Haiti, or Republic of Haiti, a country occupying the western third of the island of Hispaniola in the West Indies.
Haiti is shaped roughly like a letter U lying on its side, with the open end facing west. The base of the U forms the boundary with the Dominican Republic, which occupies the rest of Hispaniola. The Gulf of Gonâve separates the two arms of the U. The Atlantic Ocean is on the north, the Caribbean Sea on the south. Gonâve and Tortue (Tortuga) are the largest offshore islands. The total area of the country is 10,714 square miles (27,750 km2).
|Facts in brief about Haiti|
|Official language: Creole and French.|
|Area: 10,714 mi2 (27,750 km2). Greatest distances—east-west, 180 mi (290 km); north-south, 135 mi (217 km). Coastline—672 mi (1,081 km), including offshore islands.|
|Elevation: Highest—Pic La Selle, 8,783 ft (2,677 m) above sea level. Lowest—sea level.|
|Population: Current estimate—9,037,000; density, 843 per mi2 (326 per km2); distribution, 61 percent rural, 39 percent urban. 2003 census—7,929,048.|
|Chief products: Agriculture—coffee, sisal, sugar cane.|
|National anthem: "La Dessalinienne” (“The Song of Dessalines").|
|Flag: Haiti's state flag has a dark blue top half that stands for the blacks of Haiti. The red bottom half represents its mulattoes. In the center of the state flag is the Haitian coat of arms. The civil flag, flown by the people, has no coat of arms.|
|Money: Basic unit—gourde. One hundred centimes equal one gourde.|
Mountains cover two-thirds of Haiti, which is an Indian word meaning “mountain country.” Several ranges, separated by broad, fertile valleys, stretch from east to west. La Selle in the southeast is the highest peak, 8,773 feet (2,674 m) above sea level. There are plains along much of the coast. Haiti's only important river, the Artibonite, flows from its source in the Dominican Republic to the Gulf of Gonâve.
Haiti's climate is hot in the plains and cooler in the mountains. The mean annual temperature at Port-au-Prince, the capital, is 81° F. (27° C.), one of the highest in the West Indies.

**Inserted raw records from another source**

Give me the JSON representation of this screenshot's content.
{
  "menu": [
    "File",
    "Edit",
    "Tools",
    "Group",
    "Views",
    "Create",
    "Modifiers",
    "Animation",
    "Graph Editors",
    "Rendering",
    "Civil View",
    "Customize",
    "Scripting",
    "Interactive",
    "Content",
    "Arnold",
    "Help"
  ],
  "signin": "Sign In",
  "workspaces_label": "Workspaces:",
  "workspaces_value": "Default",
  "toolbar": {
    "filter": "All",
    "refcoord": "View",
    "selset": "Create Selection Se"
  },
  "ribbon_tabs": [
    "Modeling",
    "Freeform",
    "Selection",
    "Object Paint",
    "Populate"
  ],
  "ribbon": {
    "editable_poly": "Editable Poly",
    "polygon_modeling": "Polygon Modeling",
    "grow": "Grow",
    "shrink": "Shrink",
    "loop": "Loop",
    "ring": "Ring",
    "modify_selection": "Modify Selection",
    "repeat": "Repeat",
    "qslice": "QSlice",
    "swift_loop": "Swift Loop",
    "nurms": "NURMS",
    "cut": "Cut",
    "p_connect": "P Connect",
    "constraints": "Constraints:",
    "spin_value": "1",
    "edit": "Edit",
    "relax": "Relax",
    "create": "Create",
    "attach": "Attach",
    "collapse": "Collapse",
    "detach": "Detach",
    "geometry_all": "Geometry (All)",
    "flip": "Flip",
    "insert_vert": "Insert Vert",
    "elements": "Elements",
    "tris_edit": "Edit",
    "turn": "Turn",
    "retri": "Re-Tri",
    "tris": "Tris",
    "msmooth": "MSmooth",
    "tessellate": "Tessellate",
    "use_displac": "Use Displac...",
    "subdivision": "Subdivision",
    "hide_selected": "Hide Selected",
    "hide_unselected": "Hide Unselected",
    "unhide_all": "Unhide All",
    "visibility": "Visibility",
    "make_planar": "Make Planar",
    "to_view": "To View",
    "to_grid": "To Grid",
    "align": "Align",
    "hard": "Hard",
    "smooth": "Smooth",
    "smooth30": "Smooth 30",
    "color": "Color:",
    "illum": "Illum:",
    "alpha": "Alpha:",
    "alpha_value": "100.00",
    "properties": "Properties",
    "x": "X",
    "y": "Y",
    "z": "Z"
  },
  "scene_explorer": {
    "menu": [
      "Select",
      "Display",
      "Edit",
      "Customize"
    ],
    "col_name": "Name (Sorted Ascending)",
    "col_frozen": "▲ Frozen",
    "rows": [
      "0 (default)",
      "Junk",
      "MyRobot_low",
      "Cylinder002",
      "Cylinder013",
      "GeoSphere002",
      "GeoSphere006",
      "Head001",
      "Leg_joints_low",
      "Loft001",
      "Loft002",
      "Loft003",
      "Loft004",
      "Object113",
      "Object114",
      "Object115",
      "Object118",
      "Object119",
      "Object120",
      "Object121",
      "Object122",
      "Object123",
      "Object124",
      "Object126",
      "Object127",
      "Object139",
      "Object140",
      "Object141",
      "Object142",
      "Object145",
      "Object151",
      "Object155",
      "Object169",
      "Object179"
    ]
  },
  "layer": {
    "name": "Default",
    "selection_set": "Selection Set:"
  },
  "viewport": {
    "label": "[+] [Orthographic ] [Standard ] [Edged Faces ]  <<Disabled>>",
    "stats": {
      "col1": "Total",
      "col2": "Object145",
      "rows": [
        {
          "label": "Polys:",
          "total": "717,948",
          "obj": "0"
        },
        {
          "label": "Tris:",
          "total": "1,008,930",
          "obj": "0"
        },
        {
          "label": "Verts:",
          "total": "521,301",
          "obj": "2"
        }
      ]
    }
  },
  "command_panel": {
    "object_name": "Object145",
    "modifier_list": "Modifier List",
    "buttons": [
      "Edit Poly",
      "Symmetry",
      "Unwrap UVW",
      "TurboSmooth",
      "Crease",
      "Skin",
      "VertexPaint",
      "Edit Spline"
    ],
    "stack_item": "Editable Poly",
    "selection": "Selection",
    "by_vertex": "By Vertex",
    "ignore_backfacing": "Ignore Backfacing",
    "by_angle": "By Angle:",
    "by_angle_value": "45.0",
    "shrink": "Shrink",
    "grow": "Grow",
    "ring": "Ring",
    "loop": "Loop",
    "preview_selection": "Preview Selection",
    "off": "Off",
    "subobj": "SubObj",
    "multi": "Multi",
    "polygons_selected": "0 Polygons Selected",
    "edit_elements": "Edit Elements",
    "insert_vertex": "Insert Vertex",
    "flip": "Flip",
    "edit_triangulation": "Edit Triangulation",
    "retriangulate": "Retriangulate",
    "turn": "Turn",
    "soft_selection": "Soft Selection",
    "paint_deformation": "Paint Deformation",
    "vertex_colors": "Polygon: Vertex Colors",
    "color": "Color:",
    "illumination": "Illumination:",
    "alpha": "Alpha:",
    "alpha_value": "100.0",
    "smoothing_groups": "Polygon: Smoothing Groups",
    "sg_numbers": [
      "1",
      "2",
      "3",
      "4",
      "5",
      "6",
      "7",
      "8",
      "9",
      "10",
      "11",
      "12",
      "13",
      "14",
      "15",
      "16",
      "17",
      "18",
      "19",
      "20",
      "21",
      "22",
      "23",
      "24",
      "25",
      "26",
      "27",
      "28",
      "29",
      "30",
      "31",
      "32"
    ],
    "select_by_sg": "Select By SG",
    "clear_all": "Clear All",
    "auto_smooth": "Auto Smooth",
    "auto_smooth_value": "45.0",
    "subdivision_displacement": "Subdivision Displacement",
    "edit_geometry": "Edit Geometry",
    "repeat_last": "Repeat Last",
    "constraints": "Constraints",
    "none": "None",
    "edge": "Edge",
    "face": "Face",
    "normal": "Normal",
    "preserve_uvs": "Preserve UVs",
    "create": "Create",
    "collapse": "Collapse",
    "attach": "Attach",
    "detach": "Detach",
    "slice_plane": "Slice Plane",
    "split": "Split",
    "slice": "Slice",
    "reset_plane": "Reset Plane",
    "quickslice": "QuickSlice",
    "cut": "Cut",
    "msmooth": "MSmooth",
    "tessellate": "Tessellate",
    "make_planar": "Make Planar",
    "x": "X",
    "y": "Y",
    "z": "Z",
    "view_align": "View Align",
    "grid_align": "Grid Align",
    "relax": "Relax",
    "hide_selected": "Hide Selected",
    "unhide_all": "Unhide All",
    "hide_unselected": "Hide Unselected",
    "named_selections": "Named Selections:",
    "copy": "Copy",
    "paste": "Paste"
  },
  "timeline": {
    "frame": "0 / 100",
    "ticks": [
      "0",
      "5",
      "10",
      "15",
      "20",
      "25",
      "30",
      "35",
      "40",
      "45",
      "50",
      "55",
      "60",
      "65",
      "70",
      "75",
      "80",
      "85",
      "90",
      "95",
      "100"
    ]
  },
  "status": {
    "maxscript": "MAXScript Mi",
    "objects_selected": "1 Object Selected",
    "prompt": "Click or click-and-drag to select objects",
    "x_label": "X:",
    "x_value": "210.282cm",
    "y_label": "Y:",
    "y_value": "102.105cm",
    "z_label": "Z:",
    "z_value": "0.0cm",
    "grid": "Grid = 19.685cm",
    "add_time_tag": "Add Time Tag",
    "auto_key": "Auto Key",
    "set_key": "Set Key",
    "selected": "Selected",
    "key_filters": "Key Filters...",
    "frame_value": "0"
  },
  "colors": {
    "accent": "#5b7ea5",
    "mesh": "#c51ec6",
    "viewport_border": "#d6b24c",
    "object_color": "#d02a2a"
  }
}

Rainfall varies widely according to region.
Haiti is one of Latin America's poorest countries. It has few natural resources, illiteracy is widespread, and the country is overpopulated. Corrupt, dictatorial governments have also hindered economic growth.
The vast majority of the people live at a subsistence level, raising such crops as corn, millet, rice, cassava, and beans on small plots of land. Coffee and sugarcane are the main cash crops. Crop yields are low nearly everywhere, due largely to soil depletion and erosion and the use of primitive farming methods.
Manufacturing is concentrated in Port-au-Prince and consists mainly of processing basic foods and manufacturing essential personal and household items. In addition, Haitians produce many handicraft items. Because of Haiti's cheap labor, a number of foreign firms have established assembly plants there; parts are imported and the finished products exported, primarily to the United States. Tourism, once a vital part of Haiti's economy, has declined considerably since the mid-1980's, mainly because of political instability. Some cruise ships visit Haiti's small northern resort of labadie.
Haiti trades primarily with the United States. The chief exports are coffee, assembled manufactured products, and handicrafts. Imports are mostly manufactured goods and foods.
Haiti's basic currency unit is the gourde.
There are few paved roads. The last operating railway, used only to transport sugarcane, closed in the early 1990's. Port-au-Prince is the chief port and air terminal.
About 95 per cent of the people are black. The rest—except for a few whites—are mulattoes, descendants of African slaves and early French settlers. Haiti's population density is about 699 persons per square mile (270 per km2). Port-au-Prince is the capital and largest city.
The official languages are French and Creole. Roman Catholicism is the prevailing and official religion. Voodoo is widely practiced.
Elementary education is free and compulsory, but only about one-fourth of the children attend school and nearly half of the adults are illiterate. The national university—the University of Haiti—is at Port-au-Prince.
The constitution of 1987 provides for an elected president, who is the head of state,and a bicameral legislature called the National Assembly. The National Assembly consists of a 27-member Senate and an 83-member Chamber of Deputies. The president, who is elected by the people to a five-year term, appoints a prime minister as head of the government. Members of the Supreme Court and Courts of Appeal are appointed by the president. All citizens 18 and older may vote.